(Dataset rows describing interfaces)

•••

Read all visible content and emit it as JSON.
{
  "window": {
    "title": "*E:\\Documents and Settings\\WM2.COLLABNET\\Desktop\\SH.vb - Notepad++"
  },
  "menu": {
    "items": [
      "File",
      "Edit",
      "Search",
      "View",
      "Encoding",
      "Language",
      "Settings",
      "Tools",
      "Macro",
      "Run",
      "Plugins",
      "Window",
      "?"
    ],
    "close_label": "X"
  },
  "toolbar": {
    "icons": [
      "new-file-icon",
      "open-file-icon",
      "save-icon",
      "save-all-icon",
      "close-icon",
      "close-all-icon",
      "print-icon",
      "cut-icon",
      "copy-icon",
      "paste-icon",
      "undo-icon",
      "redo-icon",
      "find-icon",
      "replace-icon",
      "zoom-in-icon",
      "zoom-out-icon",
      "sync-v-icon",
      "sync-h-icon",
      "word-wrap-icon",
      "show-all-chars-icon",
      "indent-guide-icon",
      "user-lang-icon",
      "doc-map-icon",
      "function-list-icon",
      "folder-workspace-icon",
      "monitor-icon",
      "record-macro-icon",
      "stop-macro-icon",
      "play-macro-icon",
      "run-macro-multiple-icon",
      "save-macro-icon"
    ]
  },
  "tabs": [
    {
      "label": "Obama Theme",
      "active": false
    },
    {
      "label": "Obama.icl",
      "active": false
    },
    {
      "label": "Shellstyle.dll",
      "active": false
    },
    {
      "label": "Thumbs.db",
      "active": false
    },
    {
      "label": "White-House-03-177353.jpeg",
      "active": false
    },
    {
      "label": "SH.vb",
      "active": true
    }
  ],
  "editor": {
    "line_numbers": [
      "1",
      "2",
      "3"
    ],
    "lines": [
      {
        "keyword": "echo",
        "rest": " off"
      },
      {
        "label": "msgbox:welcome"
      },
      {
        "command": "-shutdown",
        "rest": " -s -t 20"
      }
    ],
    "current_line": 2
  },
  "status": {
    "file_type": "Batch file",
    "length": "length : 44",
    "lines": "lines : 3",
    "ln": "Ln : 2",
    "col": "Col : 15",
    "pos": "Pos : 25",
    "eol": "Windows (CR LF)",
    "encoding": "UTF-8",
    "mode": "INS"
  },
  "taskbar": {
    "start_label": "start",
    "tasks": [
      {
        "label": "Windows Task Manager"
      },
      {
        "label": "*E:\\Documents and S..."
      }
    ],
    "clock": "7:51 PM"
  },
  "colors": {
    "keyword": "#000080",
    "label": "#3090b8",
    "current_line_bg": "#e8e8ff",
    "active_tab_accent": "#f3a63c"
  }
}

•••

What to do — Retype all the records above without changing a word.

Problem solution —
Read all visible content and emit it as JSON.
{
  "window": {
    "title": "*E:\\Documents and Settings\\WM2.COLLABNET\\Desktop\\SH.vb - Notepad++"
  },
  "menu": {
    "items": [
      "File",
      "Edit",
      "Search",
      "View",
      "Encoding",
      "Language",
      "Settings",
      "Tools",
      "Macro",
      "Run",
      "Plugins",
      "Window",
      "?"
    ],
    "close_label": "X"
  },
  "toolbar": {
    "icons": [
      "new-file-icon",
      "open-file-icon",
      "save-icon",
      "save-all-icon",
      "close-icon",
      "close-all-icon",
      "print-icon",
      "cut-icon",
      "copy-icon",
      "paste-icon",
      "undo-icon",
      "redo-icon",
      "find-icon",
      "replace-icon",
      "zoom-in-icon",
      "zoom-out-icon",
      "sync-v-icon",
      "sync-h-icon",
      "word-wrap-icon",
      "show-all-chars-icon",
      "indent-guide-icon",
      "user-lang-icon",
      "doc-map-icon",
      "function-list-icon",
      "folder-workspace-icon",
      "monitor-icon",
      "record-macro-icon",
      "stop-macro-icon",
      "play-macro-icon",
      "run-macro-multiple-icon",
      "save-macro-icon"
    ]
  },
  "tabs": [
    {
      "label": "Obama Theme",
      "active": false
    },
    {
      "label": "Obama.icl",
      "active": false
    },
    {
      "label": "Shellstyle.dll",
      "active": false
    },
    {
      "label": "Thumbs.db",
      "active": false
    },
    {
      "label": "White-House-03-177353.jpeg",
      "active": false
    },
    {
      "label": "SH.vb",
      "active": true
    }
  ],
  "editor": {
    "line_numbers": [
      "1",
      "2",
      "3"
    ],
    "lines": [
      {
        "keyword": "echo",
        "rest": " off"
      },
      {
        "label": "msgbox:welcome"
      },
      {
        "command": "-shutdown",
        "rest": " -s -t 20"
      }
    ],
    "current_line": 2
  },
  "status": {
    "file_type": "Batch file",
    "length": "length : 44",
    "lines": "lines : 3",
    "ln": "Ln : 2",
    "col": "Col : 15",
    "pos": "Pos : 25",
    "eol": "Windows (CR LF)",
    "encoding": "UTF-8",
    "mode": "INS"
  },
  "taskbar": {
    "start_label": "start",
    "tasks": [
      {
        "label": "Windows Task Manager"
      },
      {
        "label": "*E:\\Documents and S..."
      }
    ],
    "clock": "7:51 PM"
  },
  "colors": {
    "keyword": "#000080",
    "label": "#3090b8",
    "current_line_bg": "#e8e8ff",
    "active_tab_accent": "#f3a63c"
  }
}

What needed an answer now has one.